I was thinking about how much he permeates my consciousness today. The response from Dr. Kleine regarding my hypertext essay included, in part, “If William Blake were alive today, do you think he’d be doing what you’re doing?” I suppose in my imaginary construction of him, I believe he would. This whole space of mine owes a debt to him, the title of this blog, for example, comes from him. I was trying to think what sort of “simple” explanation I might offer, regarding this rather complex man, as to why I think of him as my greatest teacher.
Blake was unashamed. He said what was on his mind, forcefully, and without hesitation even when he was wrong. And he paid the consequences.
I was reading Dispatches by Michael Herr yesterday, and I ran across a slight reference that’s still ringing. It was in the form of an observation about the “spooks” behind the Vietnam War, specifically Robert “Blowtorch” Komer.
If William Blake had “reported” to him that he’d seen angels in the trees, Komer would have tried to talk him out of it. Failing there, he’d have ordered defoliation.
The famous incident related by Blake’s first biographer, Alexander Gilchrist, was this:
On Peckham Rye (by Dulwich Hill) it is, as he will in after years relate, that while quite a child, of eight or ten perhaps, he has his “first vision.” Sauntering along, the boy looks up and sees a tree filled with angels, bright angelic wings bespangling every bough like stars. Returned home he relates the incident, and only through his mother’s intercession escapes a thrashing from his honest father, for telling a lie.

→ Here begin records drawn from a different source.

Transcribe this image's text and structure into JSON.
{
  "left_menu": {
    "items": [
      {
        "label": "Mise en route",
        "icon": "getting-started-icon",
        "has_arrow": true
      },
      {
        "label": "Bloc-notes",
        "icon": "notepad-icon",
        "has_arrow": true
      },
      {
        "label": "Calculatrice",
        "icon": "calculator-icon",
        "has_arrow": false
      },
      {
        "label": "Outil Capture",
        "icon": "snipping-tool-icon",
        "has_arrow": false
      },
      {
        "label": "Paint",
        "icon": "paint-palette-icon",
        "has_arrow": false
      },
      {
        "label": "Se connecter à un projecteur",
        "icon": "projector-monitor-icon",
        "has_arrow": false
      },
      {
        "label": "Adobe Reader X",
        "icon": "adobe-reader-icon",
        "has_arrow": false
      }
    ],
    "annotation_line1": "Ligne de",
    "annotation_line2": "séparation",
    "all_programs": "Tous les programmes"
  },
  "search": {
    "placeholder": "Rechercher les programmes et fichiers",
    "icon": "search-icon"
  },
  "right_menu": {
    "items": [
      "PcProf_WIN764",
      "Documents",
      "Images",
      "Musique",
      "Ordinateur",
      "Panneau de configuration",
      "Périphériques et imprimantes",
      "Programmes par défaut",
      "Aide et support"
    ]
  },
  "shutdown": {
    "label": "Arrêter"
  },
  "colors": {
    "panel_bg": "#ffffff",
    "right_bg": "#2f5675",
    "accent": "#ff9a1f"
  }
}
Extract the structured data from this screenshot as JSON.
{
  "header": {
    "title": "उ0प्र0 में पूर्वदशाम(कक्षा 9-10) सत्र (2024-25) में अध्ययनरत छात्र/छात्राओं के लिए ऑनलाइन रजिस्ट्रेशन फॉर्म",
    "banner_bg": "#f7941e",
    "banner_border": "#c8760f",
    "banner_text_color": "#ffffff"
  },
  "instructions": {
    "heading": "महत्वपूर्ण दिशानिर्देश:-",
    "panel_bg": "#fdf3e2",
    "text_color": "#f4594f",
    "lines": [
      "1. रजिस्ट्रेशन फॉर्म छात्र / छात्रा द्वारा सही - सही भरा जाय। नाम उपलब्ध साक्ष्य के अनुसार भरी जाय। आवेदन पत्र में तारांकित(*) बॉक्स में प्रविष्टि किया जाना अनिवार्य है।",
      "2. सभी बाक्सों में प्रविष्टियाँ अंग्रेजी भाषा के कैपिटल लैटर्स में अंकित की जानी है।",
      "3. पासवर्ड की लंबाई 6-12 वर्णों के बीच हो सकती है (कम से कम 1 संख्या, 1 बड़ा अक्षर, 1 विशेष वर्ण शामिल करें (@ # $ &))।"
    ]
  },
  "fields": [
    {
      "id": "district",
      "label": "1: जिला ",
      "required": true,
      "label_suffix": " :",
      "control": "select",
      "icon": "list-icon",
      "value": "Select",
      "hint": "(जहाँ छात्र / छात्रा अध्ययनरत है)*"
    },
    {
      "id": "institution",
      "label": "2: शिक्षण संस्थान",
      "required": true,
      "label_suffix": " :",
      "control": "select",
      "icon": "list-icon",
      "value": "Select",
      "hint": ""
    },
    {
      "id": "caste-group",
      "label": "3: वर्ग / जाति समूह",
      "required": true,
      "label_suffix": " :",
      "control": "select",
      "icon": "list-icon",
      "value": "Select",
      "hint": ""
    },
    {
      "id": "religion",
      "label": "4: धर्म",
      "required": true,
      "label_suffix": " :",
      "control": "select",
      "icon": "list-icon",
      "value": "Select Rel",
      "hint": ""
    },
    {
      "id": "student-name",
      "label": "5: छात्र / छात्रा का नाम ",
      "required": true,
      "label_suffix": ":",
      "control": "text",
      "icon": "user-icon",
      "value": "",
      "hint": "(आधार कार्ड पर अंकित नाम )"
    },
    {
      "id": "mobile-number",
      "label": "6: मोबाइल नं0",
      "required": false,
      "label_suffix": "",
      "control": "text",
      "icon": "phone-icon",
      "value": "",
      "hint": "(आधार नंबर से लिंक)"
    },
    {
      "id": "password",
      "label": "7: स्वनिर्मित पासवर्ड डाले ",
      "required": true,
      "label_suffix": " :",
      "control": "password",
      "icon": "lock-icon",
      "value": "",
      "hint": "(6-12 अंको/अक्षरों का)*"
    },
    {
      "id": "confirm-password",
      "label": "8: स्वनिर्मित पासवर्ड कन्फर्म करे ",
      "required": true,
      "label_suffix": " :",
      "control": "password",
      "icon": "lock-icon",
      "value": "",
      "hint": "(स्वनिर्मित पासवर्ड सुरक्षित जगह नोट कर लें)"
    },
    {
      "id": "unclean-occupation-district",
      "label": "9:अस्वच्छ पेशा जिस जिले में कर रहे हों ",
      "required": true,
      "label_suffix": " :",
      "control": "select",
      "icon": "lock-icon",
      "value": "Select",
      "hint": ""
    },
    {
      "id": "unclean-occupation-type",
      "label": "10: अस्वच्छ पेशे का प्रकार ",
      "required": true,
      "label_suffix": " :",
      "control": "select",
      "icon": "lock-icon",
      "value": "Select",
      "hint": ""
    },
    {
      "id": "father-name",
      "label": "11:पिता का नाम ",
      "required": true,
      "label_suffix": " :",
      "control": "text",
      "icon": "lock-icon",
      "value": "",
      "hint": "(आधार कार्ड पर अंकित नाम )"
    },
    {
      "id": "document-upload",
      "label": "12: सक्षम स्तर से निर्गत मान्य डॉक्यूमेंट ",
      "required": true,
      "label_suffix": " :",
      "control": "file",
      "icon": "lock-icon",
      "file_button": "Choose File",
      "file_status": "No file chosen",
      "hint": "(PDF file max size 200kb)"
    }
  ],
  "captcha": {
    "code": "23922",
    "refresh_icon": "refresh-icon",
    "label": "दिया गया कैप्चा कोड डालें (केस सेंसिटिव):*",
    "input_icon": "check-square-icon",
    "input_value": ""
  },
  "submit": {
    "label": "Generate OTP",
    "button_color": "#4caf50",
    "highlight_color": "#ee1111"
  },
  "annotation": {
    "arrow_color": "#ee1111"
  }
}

It isn’t the fact that he saw visions that is the key part here, it is Blake’s insistence on telling everyone about it. He was willing to take the heat. I think he saw scientific rationalization as the agent-orange poised to defoliate the human consciousness; there are mysteries to life, mysteries that can’t be explained away through the three-fold vision of the senses.
That’s where I always reach my impasse. Rhetoric is, by its essential nature, a threefold vision. There’s so much more to say here, and another paper is coming together. I think I’m getting to the core of it, by asking myself what would Blake do?

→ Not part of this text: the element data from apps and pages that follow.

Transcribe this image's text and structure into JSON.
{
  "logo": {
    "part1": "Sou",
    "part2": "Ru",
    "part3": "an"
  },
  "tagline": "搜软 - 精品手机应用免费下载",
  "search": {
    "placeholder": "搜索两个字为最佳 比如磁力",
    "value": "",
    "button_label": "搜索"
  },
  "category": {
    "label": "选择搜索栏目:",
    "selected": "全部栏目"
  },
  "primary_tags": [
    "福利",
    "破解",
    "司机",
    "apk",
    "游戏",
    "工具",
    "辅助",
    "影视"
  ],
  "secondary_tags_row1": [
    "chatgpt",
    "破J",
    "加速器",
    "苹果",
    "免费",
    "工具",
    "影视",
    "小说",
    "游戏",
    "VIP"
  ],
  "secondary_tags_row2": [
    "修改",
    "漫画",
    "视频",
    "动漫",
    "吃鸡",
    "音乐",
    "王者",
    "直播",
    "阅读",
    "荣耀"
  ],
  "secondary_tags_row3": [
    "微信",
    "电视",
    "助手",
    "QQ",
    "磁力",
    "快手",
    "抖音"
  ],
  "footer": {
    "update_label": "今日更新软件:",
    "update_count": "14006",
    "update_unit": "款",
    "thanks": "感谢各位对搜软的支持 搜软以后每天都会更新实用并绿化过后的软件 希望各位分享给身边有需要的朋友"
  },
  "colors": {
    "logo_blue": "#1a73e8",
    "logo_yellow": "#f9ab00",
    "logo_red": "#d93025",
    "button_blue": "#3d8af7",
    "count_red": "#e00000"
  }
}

I don’t want to do what Yeats did. He kept it to himself.
In his Autobiography Yeats constructs an account of hearing spirit voices, much like the story Gilchrist told about Blake. In Yeats’s case, he is afraid to tell people he’s heard them: “I had some wretched days until being alone with one of my aunts I heard a whisper in my ear, ‘What a tease you are!”
Mysteries exist to be told, not to be kept to oneself. That’s what drives me to write I suppose, I listen to those internal voices of thought and spill them out over the side for anyone to hear.

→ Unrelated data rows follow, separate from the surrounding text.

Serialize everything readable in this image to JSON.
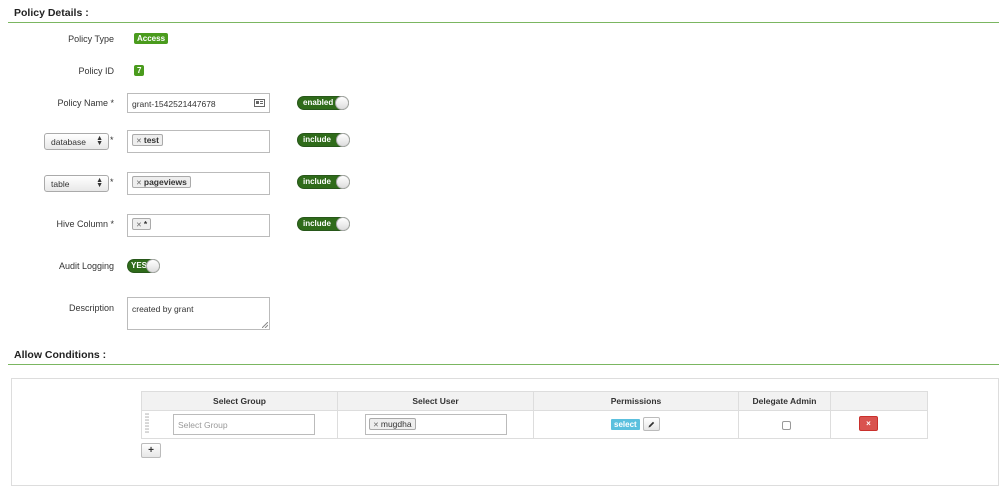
{
  "policy_details": {
    "title": "Policy Details :",
    "policy_type": {
      "label": "Policy Type",
      "value": "Access"
    },
    "policy_id": {
      "label": "Policy ID",
      "value": "7"
    },
    "policy_name": {
      "label": "Policy Name *",
      "value": "grant-1542521447678",
      "toggle": "enabled"
    },
    "database": {
      "selected": "database",
      "star": "*",
      "tag": "test",
      "toggle": "include"
    },
    "table": {
      "selected": "table",
      "star": "*",
      "tag": "pageviews",
      "toggle": "include"
    },
    "hive_column": {
      "label": "Hive Column *",
      "tag": "*",
      "toggle": "include"
    },
    "audit_logging": {
      "label": "Audit Logging",
      "toggle": "YES"
    },
    "description": {
      "label": "Description",
      "value": "created by grant"
    }
  },
  "allow_conditions": {
    "title": "Allow Conditions :",
    "columns": [
      "Select Group",
      "Select User",
      "Permissions",
      "Delegate Admin",
      ""
    ],
    "row": {
      "group_placeholder": "Select Group",
      "user_tag": "mugdha",
      "permission": "select",
      "delegate_admin": false
    },
    "add_label": "+",
    "remove_label": "×"
  },
  "colors": {
    "accent_green": "#4a9b1d",
    "toggle_green": "#2f6b1a",
    "danger": "#d9534f",
    "permission_blue": "#5bc0de"
  }
}
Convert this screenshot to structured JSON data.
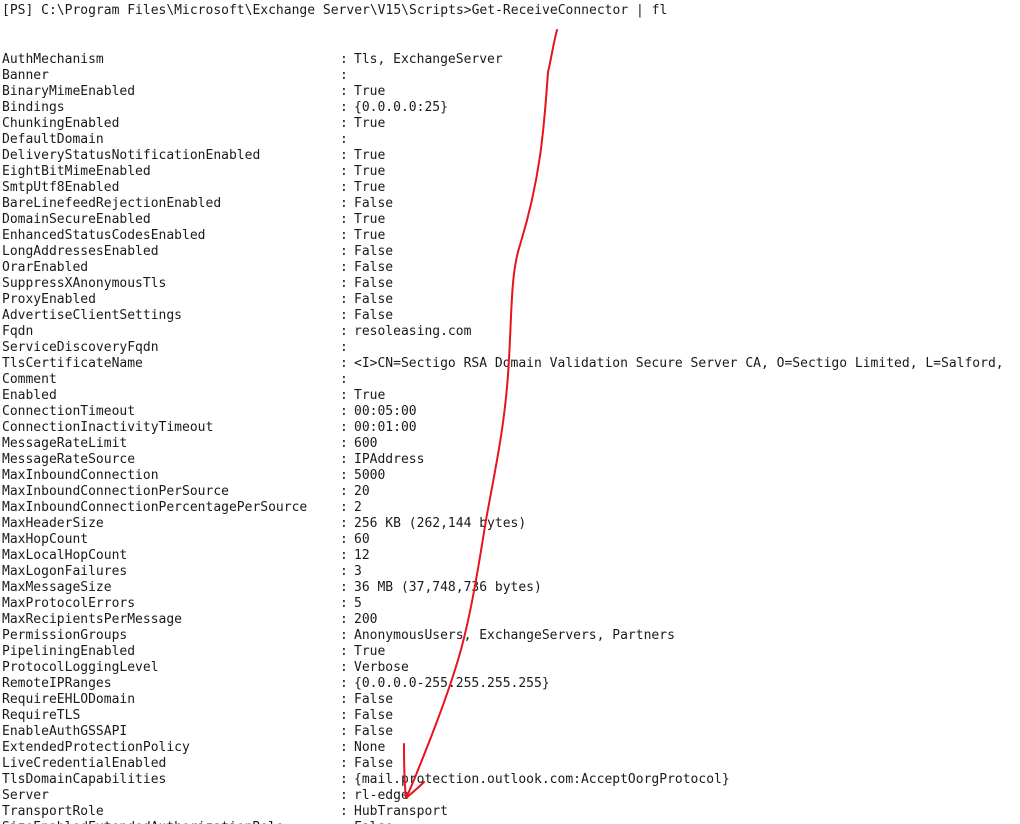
{
  "console": {
    "prompt": "[PS] C:\\Program Files\\Microsoft\\Exchange Server\\V15\\Scripts>",
    "command": "Get-ReceiveConnector | fl",
    "separator": ":",
    "properties": [
      {
        "name": "AuthMechanism",
        "value": "Tls, ExchangeServer"
      },
      {
        "name": "Banner",
        "value": ""
      },
      {
        "name": "BinaryMimeEnabled",
        "value": "True"
      },
      {
        "name": "Bindings",
        "value": "{0.0.0.0:25}"
      },
      {
        "name": "ChunkingEnabled",
        "value": "True"
      },
      {
        "name": "DefaultDomain",
        "value": ""
      },
      {
        "name": "DeliveryStatusNotificationEnabled",
        "value": "True"
      },
      {
        "name": "EightBitMimeEnabled",
        "value": "True"
      },
      {
        "name": "SmtpUtf8Enabled",
        "value": "True"
      },
      {
        "name": "BareLinefeedRejectionEnabled",
        "value": "False"
      },
      {
        "name": "DomainSecureEnabled",
        "value": "True"
      },
      {
        "name": "EnhancedStatusCodesEnabled",
        "value": "True"
      },
      {
        "name": "LongAddressesEnabled",
        "value": "False"
      },
      {
        "name": "OrarEnabled",
        "value": "False"
      },
      {
        "name": "SuppressXAnonymousTls",
        "value": "False"
      },
      {
        "name": "ProxyEnabled",
        "value": "False"
      },
      {
        "name": "AdvertiseClientSettings",
        "value": "False"
      },
      {
        "name": "Fqdn",
        "value": "resoleasing.com"
      },
      {
        "name": "ServiceDiscoveryFqdn",
        "value": ""
      },
      {
        "name": "TlsCertificateName",
        "value": "<I>CN=Sectigo RSA Domain Validation Secure Server CA, O=Sectigo Limited, L=Salford,"
      },
      {
        "name": "Comment",
        "value": ""
      },
      {
        "name": "Enabled",
        "value": "True"
      },
      {
        "name": "ConnectionTimeout",
        "value": "00:05:00"
      },
      {
        "name": "ConnectionInactivityTimeout",
        "value": "00:01:00"
      },
      {
        "name": "MessageRateLimit",
        "value": "600"
      },
      {
        "name": "MessageRateSource",
        "value": "IPAddress"
      },
      {
        "name": "MaxInboundConnection",
        "value": "5000"
      },
      {
        "name": "MaxInboundConnectionPerSource",
        "value": "20"
      },
      {
        "name": "MaxInboundConnectionPercentagePerSource",
        "value": "2"
      },
      {
        "name": "MaxHeaderSize",
        "value": "256 KB (262,144 bytes)"
      },
      {
        "name": "MaxHopCount",
        "value": "60"
      },
      {
        "name": "MaxLocalHopCount",
        "value": "12"
      },
      {
        "name": "MaxLogonFailures",
        "value": "3"
      },
      {
        "name": "MaxMessageSize",
        "value": "36 MB (37,748,736 bytes)"
      },
      {
        "name": "MaxProtocolErrors",
        "value": "5"
      },
      {
        "name": "MaxRecipientsPerMessage",
        "value": "200"
      },
      {
        "name": "PermissionGroups",
        "value": "AnonymousUsers, ExchangeServers, Partners"
      },
      {
        "name": "PipeliningEnabled",
        "value": "True"
      },
      {
        "name": "ProtocolLoggingLevel",
        "value": "Verbose"
      },
      {
        "name": "RemoteIPRanges",
        "value": "{0.0.0.0-255.255.255.255}"
      },
      {
        "name": "RequireEHLODomain",
        "value": "False"
      },
      {
        "name": "RequireTLS",
        "value": "False"
      },
      {
        "name": "EnableAuthGSSAPI",
        "value": "False"
      },
      {
        "name": "ExtendedProtectionPolicy",
        "value": "None"
      },
      {
        "name": "LiveCredentialEnabled",
        "value": "False"
      },
      {
        "name": "TlsDomainCapabilities",
        "value": "{mail.protection.outlook.com:AcceptOorgProtocol}"
      },
      {
        "name": "Server",
        "value": "rl-edge"
      },
      {
        "name": "TransportRole",
        "value": "HubTransport"
      },
      {
        "name": "SizeEnabledExtendedAuthorizationRole",
        "value": "False"
      }
    ]
  },
  "annotation": {
    "color": "#e8141b",
    "description_icon": "red-hand-drawn-arrow-icon"
  }
}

Even if it means that some can’t resist the urge to defoliate my trees.